|This padfolio could be yours!|
As I noticed I was coming up on my 1600th post, the number struck me as auspicious, worthy of pointing out, a perfect pairing with another Austin Kleon post I've been saving to share, and calling for a giveaway. It's the giveaway part that's been holding up this post. I've decided to go with this padfolio which, in all honesty, is what's known as a "second" - a product that in some way, generally cosmetic, doesn't meet the specifications of the manufacturer. That's what happened here, a cosmetic flaw that the public may not have recognized but which glared at me, one I've played with a bit to make less obvious before letting it out into the world. It doesn't affect its usability but I can't in good conscience take money for it. And so - I'm giving it away!
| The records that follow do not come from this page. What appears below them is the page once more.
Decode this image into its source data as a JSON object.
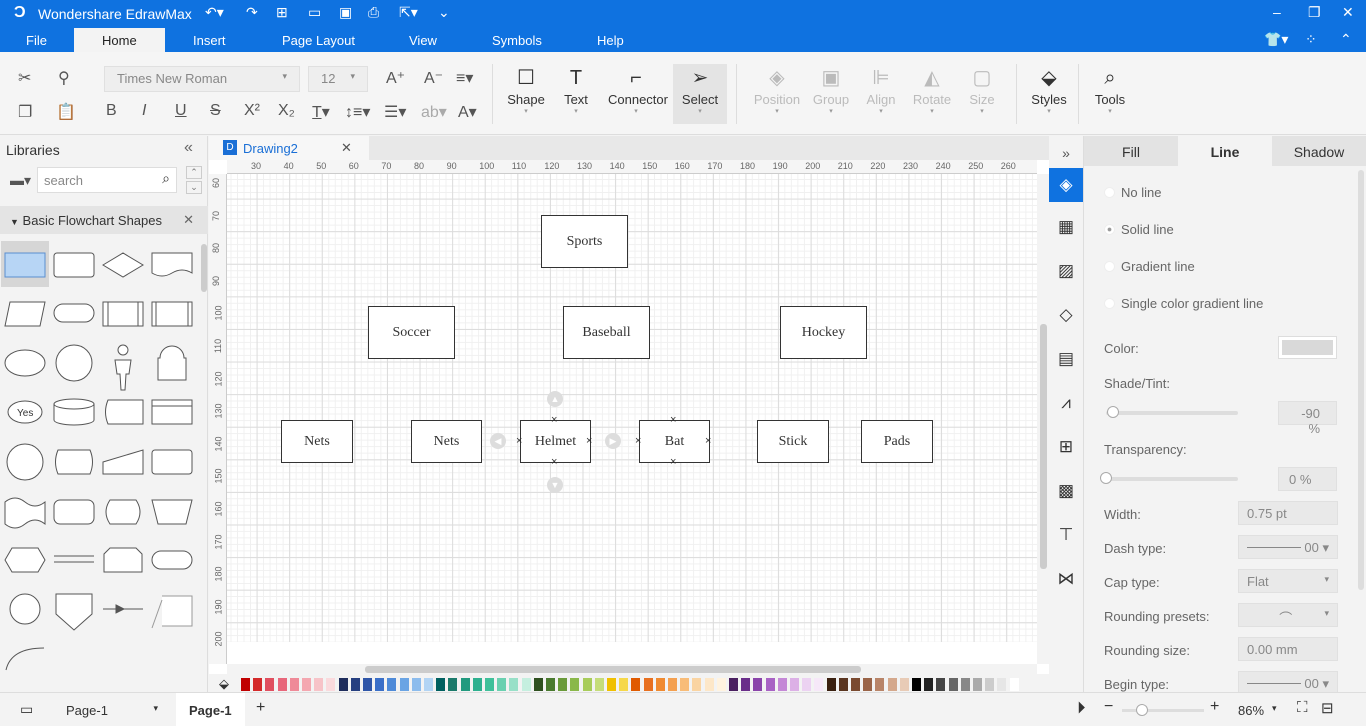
{
  "app": {
    "title": "Wondershare EdrawMax"
  },
  "menu": [
    "File",
    "Home",
    "Insert",
    "Page Layout",
    "View",
    "Symbols",
    "Help"
  ],
  "ribbon": {
    "font": "Times New Roman",
    "size": "12",
    "big": [
      {
        "label": "Shape",
        "icon": "square-icon"
      },
      {
        "label": "Text",
        "icon": "text-icon"
      },
      {
        "label": "Connector",
        "icon": "connector-icon"
      },
      {
        "label": "Select",
        "icon": "pointer-icon"
      },
      {
        "label": "Position",
        "icon": "layers-icon"
      },
      {
        "label": "Group",
        "icon": "group-icon"
      },
      {
        "label": "Align",
        "icon": "align-icon"
      },
      {
        "label": "Rotate",
        "icon": "rotate-icon"
      },
      {
        "label": "Size",
        "icon": "size-icon"
      },
      {
        "label": "Styles",
        "icon": "paint-bucket-icon"
      },
      {
        "label": "Tools",
        "icon": "tools-icon"
      }
    ]
  },
  "library": {
    "title": "Libraries",
    "search_placeholder": "search",
    "category": "Basic Flowchart Shapes",
    "yes_label": "Yes"
  },
  "document": {
    "tab": "Drawing2"
  },
  "ruler": {
    "h": [
      "30",
      "40",
      "50",
      "60",
      "70",
      "80",
      "90",
      "100",
      "110",
      "120",
      "130",
      "140",
      "150",
      "160",
      "170",
      "180",
      "190",
      "200",
      "210",
      "220",
      "230",
      "240",
      "250",
      "260"
    ],
    "v": [
      "60",
      "70",
      "80",
      "90",
      "100",
      "110",
      "120",
      "130",
      "140",
      "150",
      "160",
      "170",
      "180",
      "190",
      "200"
    ]
  },
  "shapes": {
    "sports": "Sports",
    "soccer": "Soccer",
    "baseball": "Baseball",
    "hockey": "Hockey",
    "nets1": "Nets",
    "nets2": "Nets",
    "helmet": "Helmet",
    "bat": "Bat",
    "stick": "Stick",
    "pads": "Pads"
  },
  "palette": [
    "#c00000",
    "#d42a2a",
    "#e04f5f",
    "#e8677b",
    "#ef8a98",
    "#f4a7b0",
    "#f7c3c8",
    "#fadadd",
    "#1f2d5c",
    "#263f80",
    "#2f56a8",
    "#3a6fc8",
    "#4e8ad8",
    "#6aa4e4",
    "#8cbced",
    "#b2d4f4",
    "#006060",
    "#1b7a6b",
    "#229a7f",
    "#2eb08f",
    "#3fc09a",
    "#6ad0b0",
    "#98e0c8",
    "#c5efdf",
    "#2f5020",
    "#4a7a2f",
    "#6a9a3a",
    "#8ab84a",
    "#a8cc5a",
    "#c5dd7a",
    "#f0c000",
    "#f6d84a",
    "#e05a00",
    "#e87020",
    "#f08a30",
    "#f4a050",
    "#f8bc78",
    "#fad4a2",
    "#fde7c8",
    "#fff3e0",
    "#4a2060",
    "#6a2e8a",
    "#8a44aa",
    "#a862c4",
    "#c488d6",
    "#dcb0e6",
    "#ecd2f2",
    "#f6e8f8",
    "#3a2010",
    "#5a3520",
    "#7a4a30",
    "#9a6448",
    "#b88468",
    "#d4a88c",
    "#e8cbb6",
    "#000000",
    "#222222",
    "#444444",
    "#666666",
    "#888888",
    "#aaaaaa",
    "#cccccc",
    "#e6e6e6",
    "#ffffff"
  ],
  "props": {
    "tabs": [
      "Fill",
      "Line",
      "Shadow"
    ],
    "active_tab": "Line",
    "radios": [
      "No line",
      "Solid line",
      "Gradient line",
      "Single color gradient line"
    ],
    "selected_radio": "Solid line",
    "color_label": "Color:",
    "line_color": "#d9d9d9",
    "shade_label": "Shade/Tint:",
    "shade_value": "-90 %",
    "shade_level": -90,
    "transparency_label": "Transparency:",
    "transparency_value": "0 %",
    "transparency_level": 0,
    "width_label": "Width:",
    "width_value": "0.75 pt",
    "dash_label": "Dash type:",
    "dash_value": "00",
    "cap_label": "Cap type:",
    "cap_value": "Flat",
    "rounding_presets_label": "Rounding presets:",
    "rounding_size_label": "Rounding size:",
    "rounding_size_value": "0.00 mm",
    "begin_label": "Begin type:",
    "begin_value": "00"
  },
  "status": {
    "page_select": "Page-1",
    "page_tab": "Page-1",
    "zoom": "86%",
    "zoom_level": 86
  },
  "colors": {
    "accent": "#0f72e0"
  }
}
Some wonder if blogging has become passe, insisting that no one reads them anymore what with Facebook, Instagram, Twitter, etc. I still maintain that blogs are important and a richer, deeper, less fleeting expression worthy of the writer's, as well as the reader's, time. For someone who wants to "show their work" (as in the steps leading to the final product), it's a great format - at least it has been for me - and the feedback in the comments tells a fuller story than a simple click on a "like" button. Started during a difficult time when I couldn't motivate myself into the studio, I used it as "someone" to be accountable to, "someone" who would be sitting out there wondering why I wasn't posting progress. More than 10 years later, I still feel a responsibility to my readers that often gets me off my duff and getting something done so I can blog about it. So thank you for sticking with me!
That brings me to Austin Kleon's blog post: 3 Reasons Why You Should Show Your Work. He's written a book on the value of showing your work and as is his way, he makes simple sense, no reason to be embarrassed. The following three reasons, I realized, are pretty much why I blog.
- Documenting your process helps your progress.
Keeping track of what you’ve done helps you better see where you’ve been, where you are, and where you’re headed. It’s also a great way to hold yourself accountable — if you dedicate yourself to sharing a tiny bit of your process every day, you’re forced to actually do the work you should be doing.
- Sharing your process reaps the benefits of self-promotion without the icky feelings.
People are often just as interested in how you work as much as the work itself. By sharing your process, you invite people to not only get to know your work, but get to know you — and that can lead to new clients, new projects, and all sorts of other opportunities.
- Building an audience for what you do creates a valuable feedback loop.
Christopher Hitchens said the best thing about putting out a book is that it’s a “free education that goes on for a lifetime.” As you gain fans and followers by sharing your work, they will, in turn, share with you. Even when the feedback is bad, it can lead you down new paths.
There you have it - great reasons to show your work, great reasons to blog about it. And now I'd like to hear from you. In order to qualify for the giveaway, leave a comment below telling me your favorite thing about my blog. Is it sharing of my process or what inspires me? Is it introducing you to other artists or bringing you along to exhibits? Perhaps you enjoy my "deep thoughts" quotations and musings, or discovery of tools and products or techniques. Whatever it is that brought you here and brings you back, that you look forward to seeing or hearing about, that you wish there was more of or even less of, I'd like to know. You'll have until next Monday (April 25) to add a comment, and if you are "anonymous" or "unknown" designation, be sure to add your name to your comment. I can't wait to hear what you have to say!